Four easy and fun ways to learn about wine!
What do you usually do when you want to learn more about wine? Just because we might not be able to attend wine tasting events or visit vineyards doesn’t mean that we can’t continue to grow our wine education while spending time at home. Here are four easy and fun ways to learn about wine!
Do you know what tannins feel like on your palate? Can you tell the difference between a wine that has red fruit characters and one that has black fruit? A critical part of basic wine knowledge is learning key terms and what they refer to – and the best way to learn about wine is by drinking it!
Find the tasting notes for your favourite bottles and read into how the winemakers describe them. If they say your rosé has hints of Turkish delight, go looking for this sweet and fragrant component when you drink the wine. Does your favourite winery produce one Chardonnay in steel and one in oak barrels? Compare them side by side to see how ageing and storage changes the wine’s character.
A great way to discover how region and winemaking technique affects wines is to focus on a single variety of wine. When it comes to regionality, everything from the climate to the vineyard’s soil will have an impact on the flavour and character of the wine. Then, once the fruit has been grown, the winemaker can pick grapes only from a single site or blend grapes from different sites, choose to store or age it in steel or oak barrels, or can choose minimal intervention.
Discover how these choices affect wines by buying multiple bottles of the same variety of wine from diverse regions and using differing winemaking methods. Use the assessment techniques you learned above to compare what fruit you can smell and taste, how tannic the wine is, if the wine is spicy, or green, or floral. You can either do this at home over a few weeks or months, or you can invite friends over, pick a variety and each bring a bottle from a different region for a fun varietal party.
Think you know a Shiraz from a Pinot Noir? What about a Sauvignon Blanc from a Riesling? A ‘blind’ wine tasting is a great way to see how well you know one variety from another and is an entertaining way to enjoy wines with your friends. This exercise will ideally work with at least four wines of the same colour, or three wines of each colour, to truly test your knowledge.
Ask each friend to bring a bottle. As host, you can designate a variety to each guest and help by providing hints to guests if they need them. If you’d prefer a more difficult challenge, get each guest to secretly select their wine and bring it already wrapped, covering anything that might give anything away. Provide the same glass for each guest and pour each bottle one by one, trying to guess what each wine is. Use your basic wine knowledge to assess what you smell or taste and make notes. Can you guess the wines correctly? Do you know more about different wine varieties than your friends?
The basics of food and wine matching relies on matching similar characters: spice with spice, acid with acid, earth with earth, salty with salty. Refer to a wine’s tasting notes to see its description, then think of dishes with a comparable description and have a similar intensity. An aromatic Pinot Gris will pair better with a fragrant piece of fish than a salad dotted with sharp goat’s cheese, just as rich dark chocolate works against a floral Pinot Noir but goes beautifully with a full-bodied Cabernet.

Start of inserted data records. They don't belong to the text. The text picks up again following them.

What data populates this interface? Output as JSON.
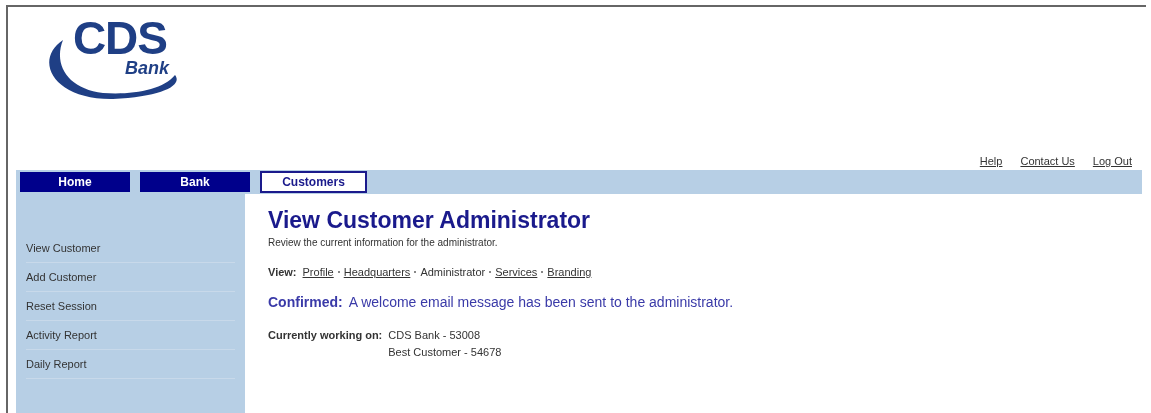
{
  "logo": {
    "main": "CDS",
    "sub": "Bank"
  },
  "utility_links": [
    "Help",
    "Contact Us",
    "Log Out"
  ],
  "tabs": [
    {
      "label": "Home",
      "selected": false
    },
    {
      "label": "Bank",
      "selected": false
    },
    {
      "label": "Customers",
      "selected": true
    }
  ],
  "sidebar": {
    "items": [
      "View Customer",
      "Add Customer",
      "Reset Session",
      "Activity Report",
      "Daily Report"
    ]
  },
  "page": {
    "title": "View Customer Administrator",
    "subtitle": "Review the current information for the administrator.",
    "view_label": "View:",
    "views": [
      {
        "label": "Profile",
        "selected": false
      },
      {
        "label": "Headquarters",
        "selected": false
      },
      {
        "label": "Administrator",
        "selected": true
      },
      {
        "label": "Services",
        "selected": false
      },
      {
        "label": "Branding",
        "selected": false
      }
    ],
    "confirmation": {
      "label": "Confirmed:",
      "message": "A welcome email message has been sent to the administrator."
    },
    "working_on": {
      "label": "Currently working on:",
      "lines": [
        "CDS Bank - 53008",
        "Best Customer - 54678"
      ]
    }
  }
}
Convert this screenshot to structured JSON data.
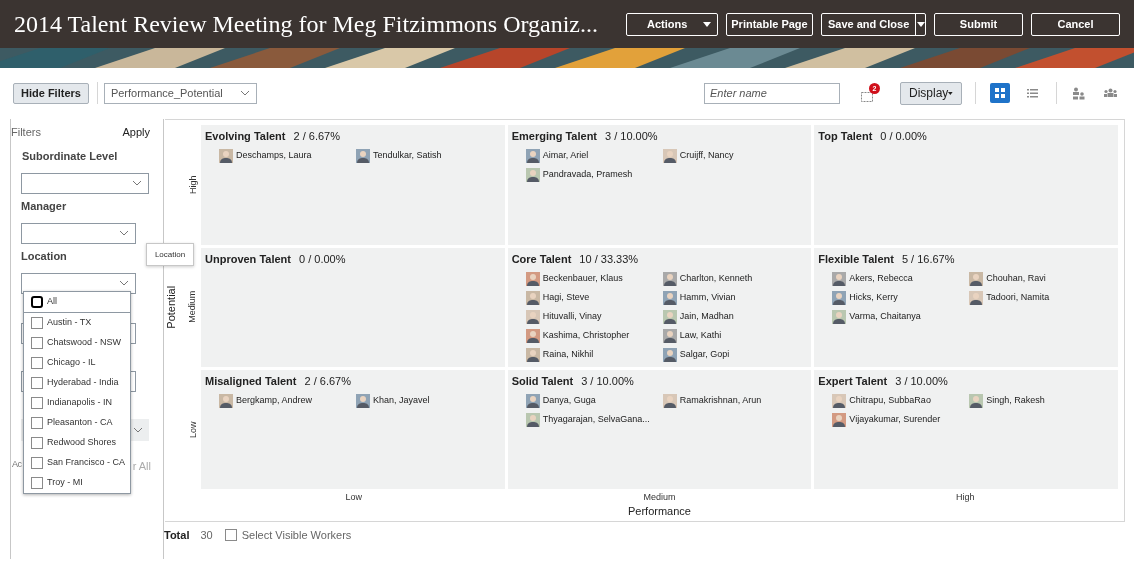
{
  "header": {
    "title": "2014 Talent Review Meeting for Meg Fitzimmons Organiz...",
    "buttons": [
      {
        "label": "Actions",
        "kind": "menu"
      },
      {
        "label": "Printable Page",
        "kind": "plain"
      },
      {
        "label": "Save and Close",
        "kind": "split"
      },
      {
        "label": "Submit",
        "kind": "plain"
      },
      {
        "label": "Cancel",
        "kind": "plain"
      }
    ]
  },
  "toolbar": {
    "hide_filters": "Hide Filters",
    "layout_select": "Performance_Potential",
    "name_field": {
      "placeholder": "Enter name"
    },
    "notification_badge": "2",
    "display_button": "Display",
    "views": [
      {
        "kind": "grid",
        "selected": true
      },
      {
        "kind": "list",
        "selected": false
      },
      {
        "kind": "org",
        "selected": false
      },
      {
        "kind": "team",
        "selected": false
      }
    ]
  },
  "filters": {
    "title": "Filters",
    "apply": "Apply",
    "fields": [
      {
        "label": "Subordinate Level"
      },
      {
        "label": "Manager"
      },
      {
        "label": "Location"
      }
    ],
    "hidden_left": "Ac",
    "hidden_right": "r All",
    "tooltip": "Location",
    "location_options": [
      {
        "label": "All",
        "checked": false,
        "kind": "all"
      },
      {
        "label": "Austin - TX",
        "checked": false,
        "kind": "item"
      },
      {
        "label": "Chatswood - NSW",
        "checked": false,
        "kind": "item"
      },
      {
        "label": "Chicago - IL",
        "checked": false,
        "kind": "item"
      },
      {
        "label": "Hyderabad - India",
        "checked": false,
        "kind": "item"
      },
      {
        "label": "Indianapolis - IN",
        "checked": false,
        "kind": "item"
      },
      {
        "label": "Pleasanton - CA",
        "checked": false,
        "kind": "item"
      },
      {
        "label": "Redwood Shores",
        "checked": false,
        "kind": "item"
      },
      {
        "label": "San Francisco - CA",
        "checked": false,
        "kind": "item"
      },
      {
        "label": "Troy - MI",
        "checked": false,
        "kind": "item"
      }
    ]
  },
  "grid": {
    "y_title": "Potential",
    "x_title": "Performance",
    "row_labels": [
      "High",
      "Medium",
      "Low"
    ],
    "column_labels": [
      "Low",
      "Medium",
      "High"
    ],
    "cells": [
      {
        "title": "Evolving Talent",
        "count": "2 / 6.67%",
        "people": [
          "Deschamps, Laura",
          "Tendulkar, Satish"
        ]
      },
      {
        "title": "Emerging Talent",
        "count": "3 / 10.00%",
        "people": [
          "Aimar, Ariel",
          "Cruijff, Nancy",
          "Pandravada, Pramesh"
        ]
      },
      {
        "title": "Top Talent",
        "count": "0 / 0.00%"
      },
      {
        "title": "Unproven Talent",
        "count": "0 / 0.00%"
      },
      {
        "title": "Core Talent",
        "count": "10 / 33.33%",
        "people": [
          "Beckenbauer, Klaus",
          "Charlton, Kenneth",
          "Hagi, Steve",
          "Hamm, Vivian",
          "Hituvalli, Vinay",
          "Jain, Madhan",
          "Kashima, Christopher",
          "Law, Kathi",
          "Raina, Nikhil",
          "Salgar, Gopi"
        ]
      },
      {
        "title": "Flexible Talent",
        "count": "5 / 16.67%",
        "people": [
          "Akers, Rebecca",
          "Chouhan, Ravi",
          "Hicks, Kerry",
          "Tadoori, Namita",
          "Varma, Chaitanya"
        ]
      },
      {
        "title": "Misaligned Talent",
        "count": "2 / 6.67%",
        "people": [
          "Bergkamp, Andrew",
          "Khan, Jayavel"
        ]
      },
      {
        "title": "Solid Talent",
        "count": "3 / 10.00%",
        "people": [
          "Danya, Guga",
          "Ramakrishnan, Arun",
          "Thyagarajan, SelvaGana..."
        ]
      },
      {
        "title": "Expert Talent",
        "count": "3 / 10.00%",
        "people": [
          "Chitrapu, SubbaRao",
          "Singh, Rakesh",
          "Vijayakumar, Surender"
        ]
      }
    ]
  },
  "footer": {
    "total_label": "Total",
    "total": "30",
    "select_visible": {
      "label": "Select Visible Workers",
      "checked": false
    }
  }
}
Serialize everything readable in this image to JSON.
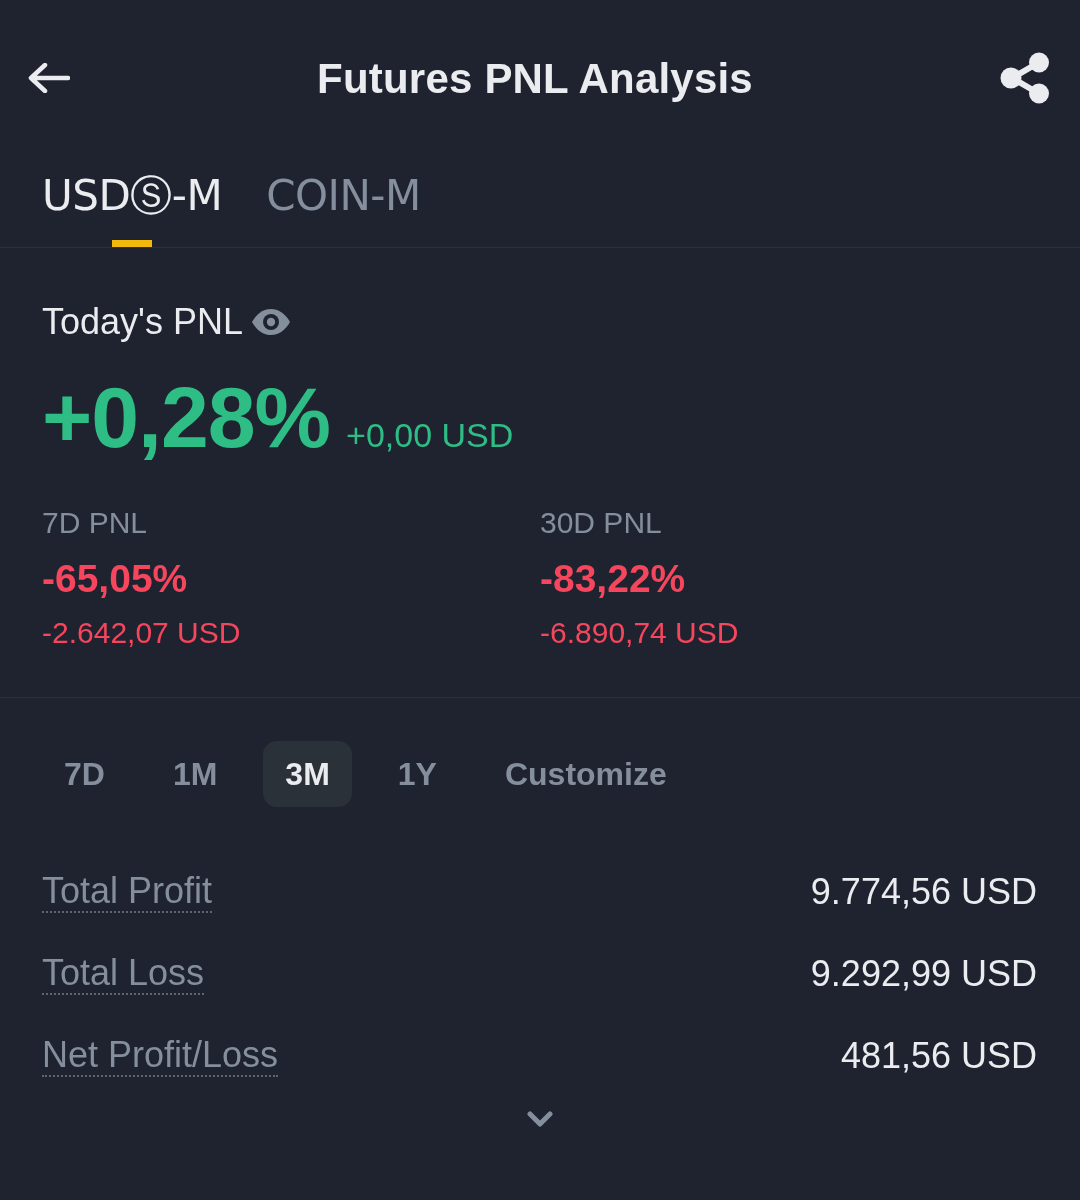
{
  "header": {
    "title": "Futures PNL Analysis"
  },
  "tabs": [
    {
      "label": "USDⓈ-M",
      "selected": true
    },
    {
      "label": "COIN-M",
      "selected": false
    }
  ],
  "today": {
    "label": "Today's PNL",
    "percent": "+0,28%",
    "amount": "+0,00 USD",
    "loss": false
  },
  "period_pnl": [
    {
      "label": "7D PNL",
      "percent": "-65,05%",
      "amount": "-2.642,07 USD",
      "loss": true
    },
    {
      "label": "30D PNL",
      "percent": "-83,22%",
      "amount": "-6.890,74 USD",
      "loss": true
    }
  ],
  "periods": [
    {
      "label": "7D",
      "selected": false
    },
    {
      "label": "1M",
      "selected": false
    },
    {
      "label": "3M",
      "selected": true
    },
    {
      "label": "1Y",
      "selected": false
    },
    {
      "label": "Customize",
      "selected": false
    }
  ],
  "metrics": [
    {
      "label": "Total Profit",
      "value": "9.774,56 USD"
    },
    {
      "label": "Total Loss",
      "value": "9.292,99 USD"
    },
    {
      "label": "Net Profit/Loss",
      "value": "481,56 USD"
    }
  ]
}
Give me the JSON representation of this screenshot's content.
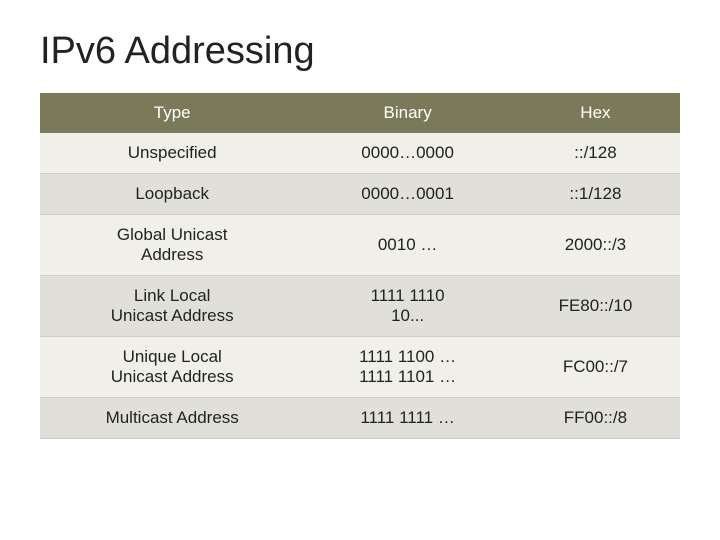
{
  "page": {
    "title": "IPv6 Addressing"
  },
  "table": {
    "headers": [
      "Type",
      "Binary",
      "Hex"
    ],
    "rows": [
      {
        "type": "Unspecified",
        "binary": "0000…0000",
        "hex": ": :/128",
        "rowspan": 1
      },
      {
        "type": "Loopback",
        "binary": "0000…0001",
        "hex": ": :1/128",
        "rowspan": 1
      },
      {
        "type": "Global Unicast Address",
        "binary": "0010 …",
        "hex": "2000: :/3",
        "rowspan": 1
      },
      {
        "type": "Link Local Unicast Address",
        "binary": "1111 1110\n10...",
        "hex": "FE80: :/10",
        "rowspan": 1
      },
      {
        "type": "Unique Local Unicast Address",
        "binary": "1111 1100 …\n1111 1101 …",
        "hex": "FC00: :/7",
        "rowspan": 1
      },
      {
        "type": "Multicast Address",
        "binary": "1111 1111 …",
        "hex": "FF00: :/8",
        "rowspan": 1
      }
    ]
  }
}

A great way to see how foods work with or against wines is to create a multi-course dinner and match each dish with one wine that works well and one that works poorly. You can tell if a pairing is right because you want to enjoy both elements together as much as possible; you can’t decide whether to take another bite or enjoy another sip. In contrast, a bad match will have you eating first and drinking after; this is why food and wine matching is so important for restaurants: a perfect pairing encourages diners to order another glass!